**Assignment**
Where in the listing does the string "title" appear? Copy every line that holds it.

**Records for this task**
####################

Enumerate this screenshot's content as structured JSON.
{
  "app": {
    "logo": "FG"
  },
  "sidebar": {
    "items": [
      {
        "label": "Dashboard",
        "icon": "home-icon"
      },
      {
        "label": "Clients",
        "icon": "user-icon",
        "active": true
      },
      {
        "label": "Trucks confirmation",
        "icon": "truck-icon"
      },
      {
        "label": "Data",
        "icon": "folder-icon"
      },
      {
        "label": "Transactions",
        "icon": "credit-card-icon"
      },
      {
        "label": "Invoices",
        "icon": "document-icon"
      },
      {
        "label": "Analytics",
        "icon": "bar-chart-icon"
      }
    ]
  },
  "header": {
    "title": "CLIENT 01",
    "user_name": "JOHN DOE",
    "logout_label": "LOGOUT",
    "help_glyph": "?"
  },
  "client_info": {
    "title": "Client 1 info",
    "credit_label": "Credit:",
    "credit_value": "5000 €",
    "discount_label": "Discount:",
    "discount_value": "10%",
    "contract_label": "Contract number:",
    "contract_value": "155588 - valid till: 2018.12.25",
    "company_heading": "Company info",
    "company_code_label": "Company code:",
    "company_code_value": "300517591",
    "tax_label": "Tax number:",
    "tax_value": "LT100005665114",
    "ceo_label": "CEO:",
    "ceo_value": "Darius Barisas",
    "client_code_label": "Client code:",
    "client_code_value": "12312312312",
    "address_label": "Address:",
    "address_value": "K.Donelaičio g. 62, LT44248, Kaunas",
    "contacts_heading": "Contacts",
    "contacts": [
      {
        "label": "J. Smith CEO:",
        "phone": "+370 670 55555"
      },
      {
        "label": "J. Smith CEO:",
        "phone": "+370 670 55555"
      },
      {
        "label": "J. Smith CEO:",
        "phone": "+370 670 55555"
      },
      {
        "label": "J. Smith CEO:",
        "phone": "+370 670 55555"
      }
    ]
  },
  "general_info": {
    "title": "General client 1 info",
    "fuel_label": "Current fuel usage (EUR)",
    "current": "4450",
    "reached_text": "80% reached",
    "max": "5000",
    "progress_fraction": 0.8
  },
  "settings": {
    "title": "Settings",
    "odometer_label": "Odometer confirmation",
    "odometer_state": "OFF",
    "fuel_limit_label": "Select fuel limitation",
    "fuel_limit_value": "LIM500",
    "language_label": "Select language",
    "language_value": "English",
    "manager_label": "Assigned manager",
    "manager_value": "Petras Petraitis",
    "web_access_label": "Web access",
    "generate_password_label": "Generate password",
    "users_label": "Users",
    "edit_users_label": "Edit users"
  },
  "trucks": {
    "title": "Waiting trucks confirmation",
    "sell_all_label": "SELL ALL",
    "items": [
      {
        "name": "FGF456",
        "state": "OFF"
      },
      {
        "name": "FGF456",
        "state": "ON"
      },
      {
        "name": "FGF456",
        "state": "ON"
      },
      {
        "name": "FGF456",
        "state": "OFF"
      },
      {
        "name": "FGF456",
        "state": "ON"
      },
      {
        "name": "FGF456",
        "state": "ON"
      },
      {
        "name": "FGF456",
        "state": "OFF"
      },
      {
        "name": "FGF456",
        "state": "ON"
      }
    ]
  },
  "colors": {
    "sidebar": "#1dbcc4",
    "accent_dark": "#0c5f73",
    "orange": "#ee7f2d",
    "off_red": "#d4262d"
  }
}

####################

**Response to this task**
    "title": "CLIENT 01",
    "title": "Client 1 info",
    "title": "General client 1 info",
    "title": "Settings",
    "title": "Waiting trucks confirmation",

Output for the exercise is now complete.